Bottom Line: Interestingly, in vivo MDSC targeting by anti-GR1 antibodies and 5-Fluorouracil resulted in a significant reduced tumor load in 5TMM-diseased mice.Finally, increased Mcl-1 expression was identified as underlying mechanism for MDSC survival.In conclusion, our data demonstrate that soluble factors from MM cells are able to generate MDSC through Mcl-1 upregulation and this cell population can be considered as a possible target in MM disease.

View Article: PubMed Central - PubMed

Affiliation: Laboratory of Hematology and Immunology, Myeloma Center Brussels, Vrije Universiteit Brussel (VUB), Brussels, Belgium.
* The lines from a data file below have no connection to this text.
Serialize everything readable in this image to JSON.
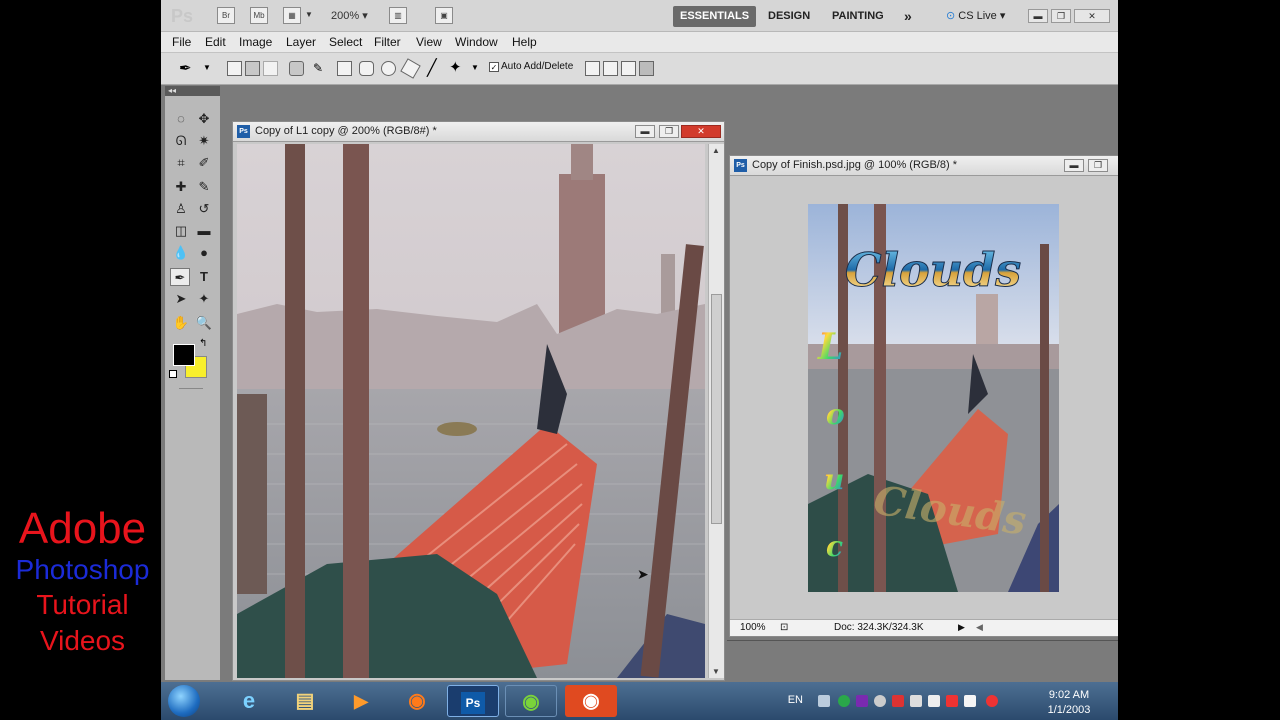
{
  "overlay": {
    "line1": "Adobe",
    "line2": "Photoshop",
    "line3": "Tutorial",
    "line4": "Videos"
  },
  "appbar": {
    "logo": "Ps",
    "bridge": "Br",
    "minibridge": "Mb",
    "zoom": "200%",
    "workspaces": [
      "ESSENTIALS",
      "DESIGN",
      "PAINTING"
    ],
    "more": "»",
    "cslive": "CS Live"
  },
  "menu": [
    "File",
    "Edit",
    "Image",
    "Layer",
    "Select",
    "Filter",
    "View",
    "Window",
    "Help"
  ],
  "options": {
    "auto_add_delete": "Auto Add/Delete"
  },
  "doc1": {
    "title": "Copy of L1 copy @ 200% (RGB/8#) *"
  },
  "doc2": {
    "title": "Copy of Finish.psd.jpg @ 100% (RGB/8) *",
    "zoom": "100%",
    "docsize": "Doc: 324.3K/324.3K"
  },
  "artwork": {
    "headline": "Clouds",
    "letters": [
      "L",
      "o",
      "u",
      "c"
    ],
    "reflection": "Clouds"
  },
  "tray": {
    "lang": "EN",
    "time": "9:02 AM",
    "date": "1/1/2003"
  },
  "colors": {
    "foreground": "#000000",
    "background": "#f8ef2c"
  }
}
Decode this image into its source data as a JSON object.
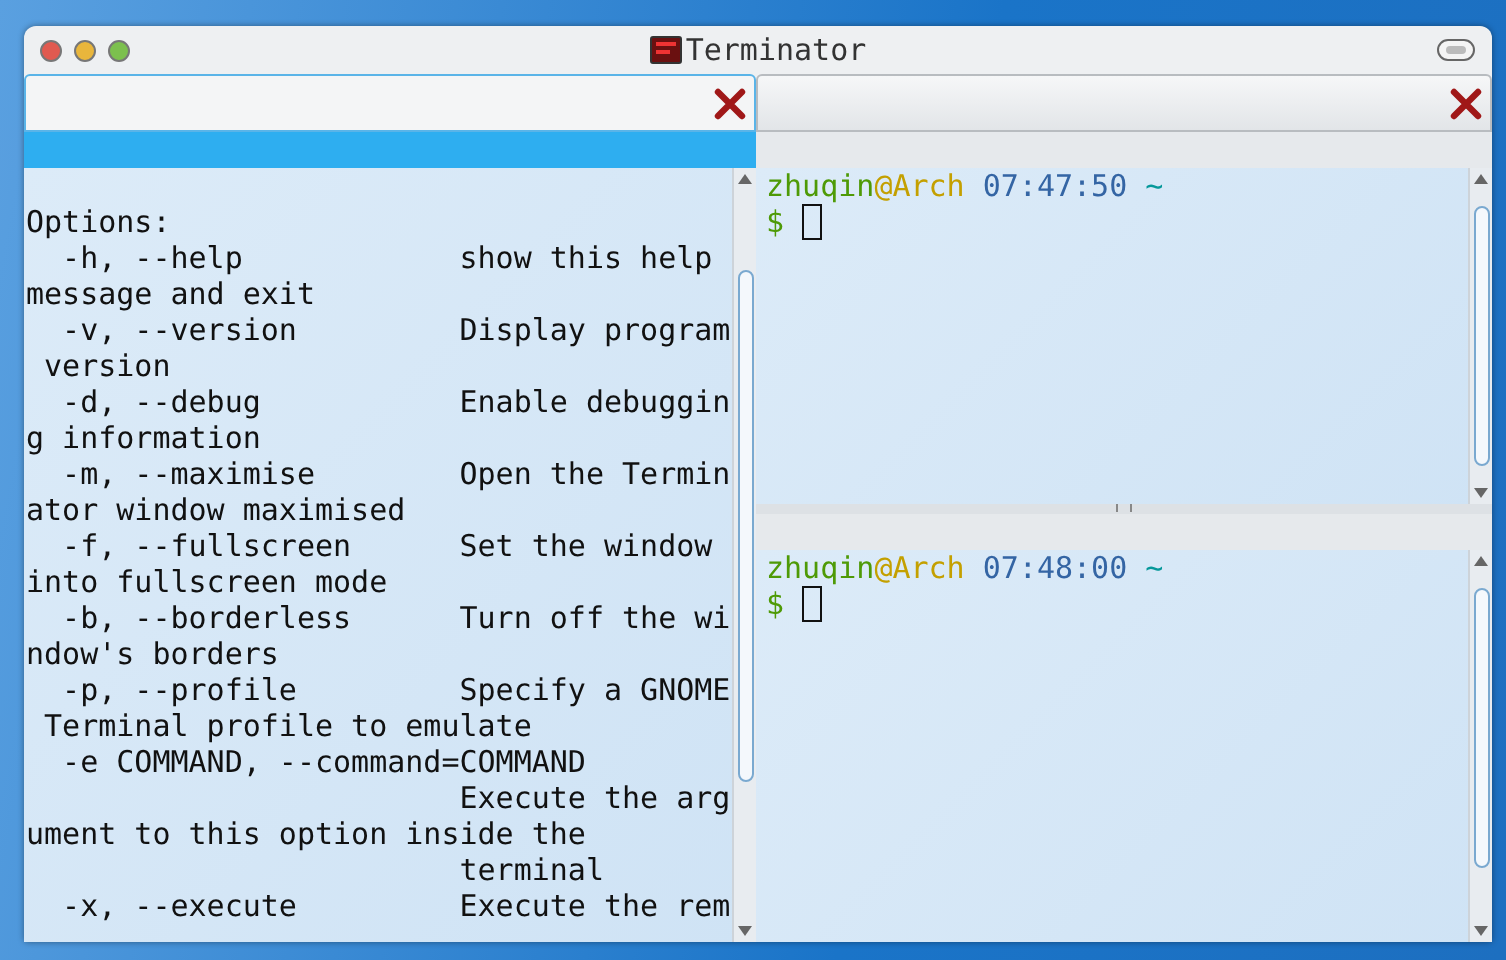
{
  "window": {
    "title": "Terminator"
  },
  "left_pane": {
    "focused": true,
    "lines": [
      "Options:",
      "  -h, --help            show this help",
      "message and exit",
      "  -v, --version         Display program",
      " version",
      "  -d, --debug           Enable debuggin",
      "g information",
      "  -m, --maximise        Open the Termin",
      "ator window maximised",
      "  -f, --fullscreen      Set the window",
      "into fullscreen mode",
      "  -b, --borderless      Turn off the wi",
      "ndow's borders",
      "  -p, --profile         Specify a GNOME",
      " Terminal profile to emulate",
      "  -e COMMAND, --command=COMMAND",
      "                        Execute the arg",
      "ument to this option inside the",
      "                        terminal",
      "  -x, --execute         Execute the rem"
    ]
  },
  "right_panes": [
    {
      "focused": false,
      "prompt": [
        {
          "text": "zhuqin",
          "color": "#4e9a06"
        },
        {
          "text": "@Arch",
          "color": "#c4a000"
        },
        {
          "text": " 07:47:50",
          "color": "#3465a4"
        },
        {
          "text": " ~",
          "color": "#06989a"
        }
      ],
      "symbol": "$"
    },
    {
      "focused": false,
      "prompt": [
        {
          "text": "zhuqin",
          "color": "#4e9a06"
        },
        {
          "text": "@Arch",
          "color": "#c4a000"
        },
        {
          "text": " 07:48:00",
          "color": "#3465a4"
        },
        {
          "text": " ~",
          "color": "#06989a"
        }
      ],
      "symbol": "$"
    }
  ]
}
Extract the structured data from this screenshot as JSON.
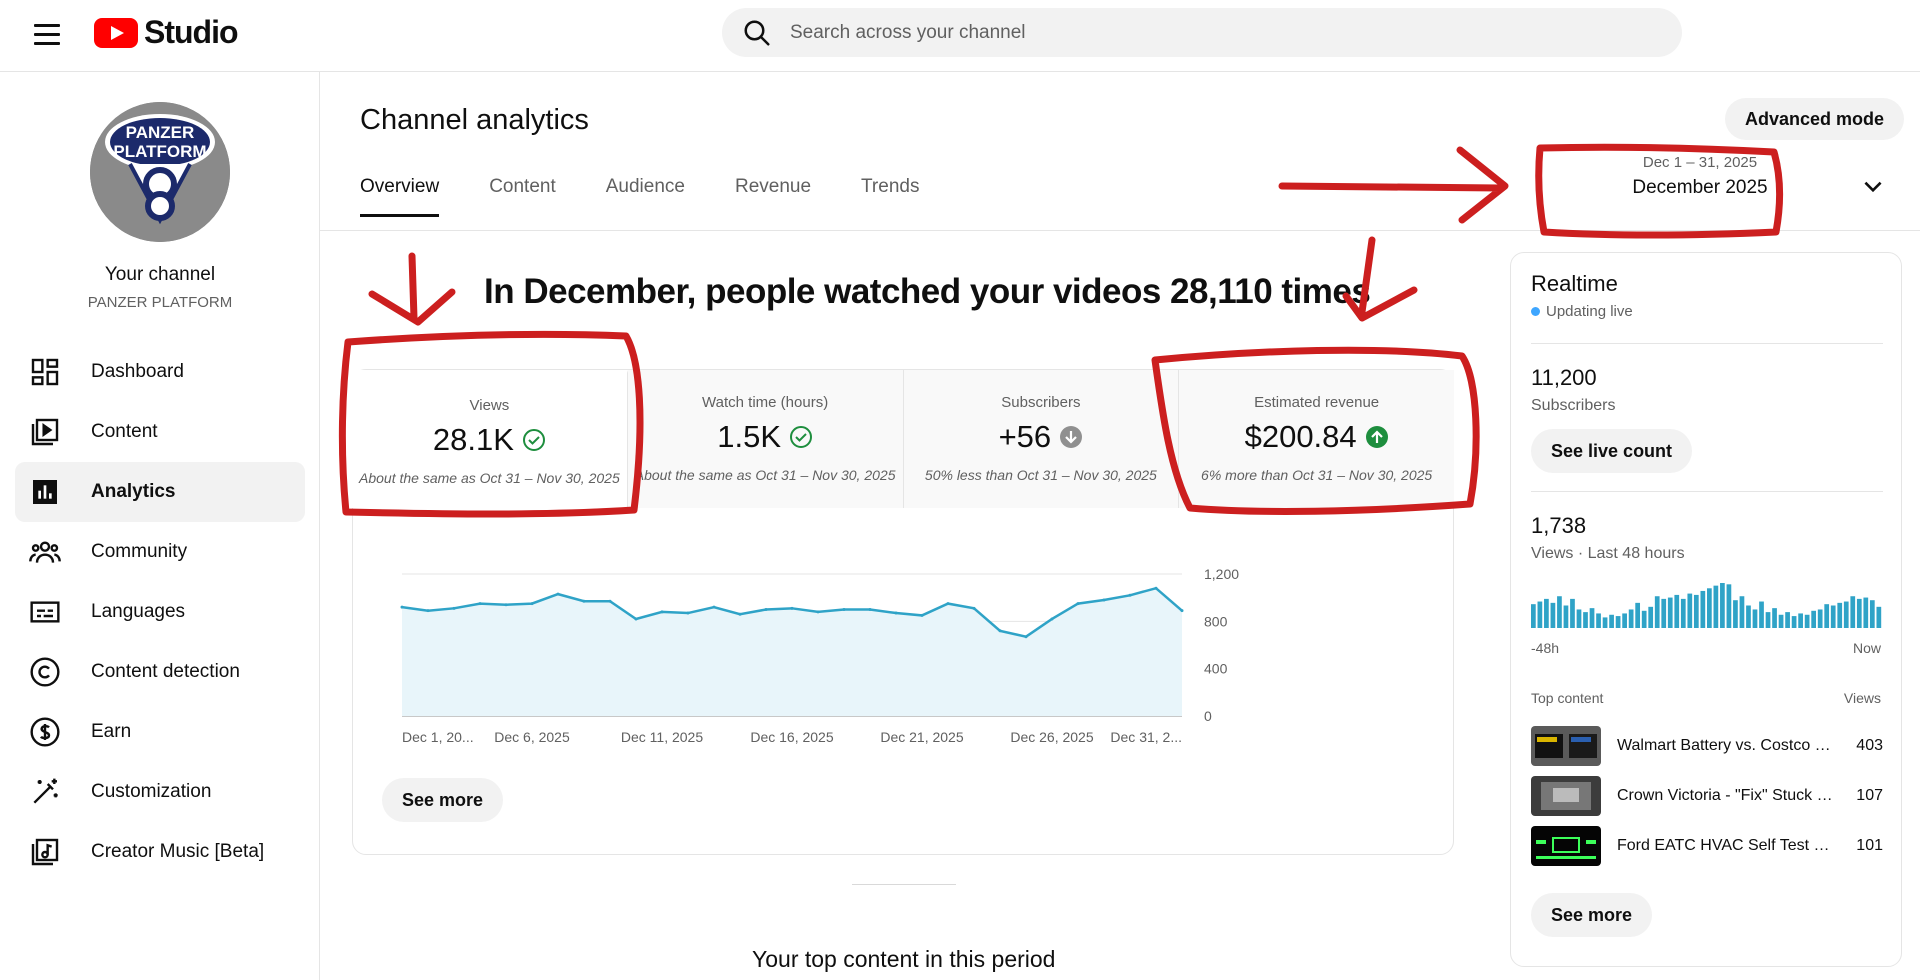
{
  "app": {
    "logo_text": "Studio"
  },
  "search": {
    "placeholder": "Search across your channel"
  },
  "channel": {
    "title": "Your channel",
    "handle": "PANZER PLATFORM",
    "avatar_text_1": "PANZER",
    "avatar_text_2": "PLATFORM"
  },
  "sidebar": {
    "items": [
      {
        "label": "Dashboard",
        "icon": "dashboard-icon"
      },
      {
        "label": "Content",
        "icon": "content-icon"
      },
      {
        "label": "Analytics",
        "icon": "analytics-icon",
        "active": true
      },
      {
        "label": "Community",
        "icon": "community-icon"
      },
      {
        "label": "Languages",
        "icon": "languages-icon"
      },
      {
        "label": "Content detection",
        "icon": "copyright-icon"
      },
      {
        "label": "Earn",
        "icon": "earn-icon"
      },
      {
        "label": "Customization",
        "icon": "customization-icon"
      },
      {
        "label": "Creator Music [Beta]",
        "icon": "creator-music-icon"
      }
    ]
  },
  "header": {
    "title": "Channel analytics",
    "advanced_mode": "Advanced mode",
    "tabs": [
      "Overview",
      "Content",
      "Audience",
      "Revenue",
      "Trends"
    ],
    "date_range": "Dec 1 – 31, 2025",
    "date_label": "December 2025"
  },
  "overview": {
    "headline": "In December, people watched your videos 28,110 times",
    "metrics": [
      {
        "label": "Views",
        "value": "28.1K",
        "status": "check",
        "note": "About the same as Oct 31 – Nov 30, 2025"
      },
      {
        "label": "Watch time (hours)",
        "value": "1.5K",
        "status": "check",
        "note": "About the same as Oct 31 – Nov 30, 2025"
      },
      {
        "label": "Subscribers",
        "value": "+56",
        "status": "down",
        "note": "50% less than Oct 31 – Nov 30, 2025"
      },
      {
        "label": "Estimated revenue",
        "value": "$200.84",
        "status": "up",
        "note": "6% more than Oct 31 – Nov 30, 2025"
      }
    ],
    "see_more": "See more",
    "top_content_title": "Your top content in this period"
  },
  "chart_data": {
    "type": "area",
    "x": [
      "Dec 1",
      "Dec 2",
      "Dec 3",
      "Dec 4",
      "Dec 5",
      "Dec 6",
      "Dec 7",
      "Dec 8",
      "Dec 9",
      "Dec 10",
      "Dec 11",
      "Dec 12",
      "Dec 13",
      "Dec 14",
      "Dec 15",
      "Dec 16",
      "Dec 17",
      "Dec 18",
      "Dec 19",
      "Dec 20",
      "Dec 21",
      "Dec 22",
      "Dec 23",
      "Dec 24",
      "Dec 25",
      "Dec 26",
      "Dec 27",
      "Dec 28",
      "Dec 29",
      "Dec 30",
      "Dec 31"
    ],
    "values": [
      920,
      890,
      910,
      950,
      940,
      950,
      1030,
      970,
      970,
      820,
      880,
      870,
      920,
      860,
      900,
      910,
      880,
      900,
      900,
      870,
      850,
      950,
      910,
      720,
      670,
      820,
      950,
      980,
      1020,
      1080,
      890
    ],
    "x_tick_labels": [
      "Dec 1, 20...",
      "Dec 6, 2025",
      "Dec 11, 2025",
      "Dec 16, 2025",
      "Dec 21, 2025",
      "Dec 26, 2025",
      "Dec 31, 2..."
    ],
    "y_tick_labels": [
      "0",
      "400",
      "800",
      "1,200"
    ],
    "ylim": [
      0,
      1200
    ],
    "grid": true,
    "color": "#2fa3c7"
  },
  "realtime": {
    "title": "Realtime",
    "status": "Updating live",
    "subscribers_value": "11,200",
    "subscribers_label": "Subscribers",
    "see_live_count": "See live count",
    "views_value": "1,738",
    "views_label": "Views · Last 48 hours",
    "bars": [
      18,
      20,
      22,
      19,
      24,
      17,
      22,
      14,
      12,
      15,
      11,
      8,
      10,
      9,
      11,
      14,
      19,
      13,
      16,
      24,
      22,
      23,
      25,
      22,
      26,
      25,
      28,
      30,
      32,
      34,
      33,
      21,
      24,
      17,
      14,
      20,
      12,
      15,
      10,
      12,
      9,
      11,
      10,
      13,
      14,
      18,
      17,
      19,
      20,
      24,
      22,
      23,
      21,
      16
    ],
    "axis_left": "-48h",
    "axis_right": "Now",
    "top_content_label": "Top content",
    "views_column": "Views",
    "top_videos": [
      {
        "title": "Walmart Battery vs. Costco Battery",
        "views": "403"
      },
      {
        "title": "Crown Victoria - \"Fix\" Stuck Fuel Door",
        "views": "107"
      },
      {
        "title": "Ford EATC HVAC Self Test Diagnostics",
        "views": "101"
      }
    ],
    "see_more": "See more",
    "accent": "#3ea6ff"
  },
  "colors": {
    "annotation": "#cc1f1f",
    "check": "#1e8e3e",
    "down": "#909090",
    "brand": "#ff0000"
  }
}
ABSTRACT
Myeloid-derived suppressor cells (MDSC) are contributing to an immunosuppressive environment by their ability to inhibit T cell activity and thereby promoting cancer progression. An important feature of the incurable plasma cell malignancy Multiple Myeloma (MM) is immune dysfunction. MDSC were previously identified to be present and active in MM patients, however little is known about the MDSC-inducing and -activating capacity of MM cells. In this study we investigated the effects of the tumor microenvironment on MDSC survival. During MM progression in the 5TMM mouse model, accumulation of MDSC in the bone marrow was observed in early stages of disease development, while circulating myeloid cells were increased at later stages of disease. Interestingly, in vivo MDSC targeting by anti-GR1 antibodies and 5-Fluorouracil resulted in a significant reduced tumor load in 5TMM-diseased mice. In vitro generation of MDSC was demonstrated by increased T cell immunosuppressive capacity and MDSC survival was observed in the presence of MM-conditioned medium. Finally, increased Mcl-1 expression was identified as underlying mechanism for MDSC survival. In conclusion, our data demonstrate that soluble factors from MM cells are able to generate MDSC through Mcl-1 upregulation and this cell population can be considered as a possible target in MM disease.

No MeSH data available.


Related in: MedlinePlus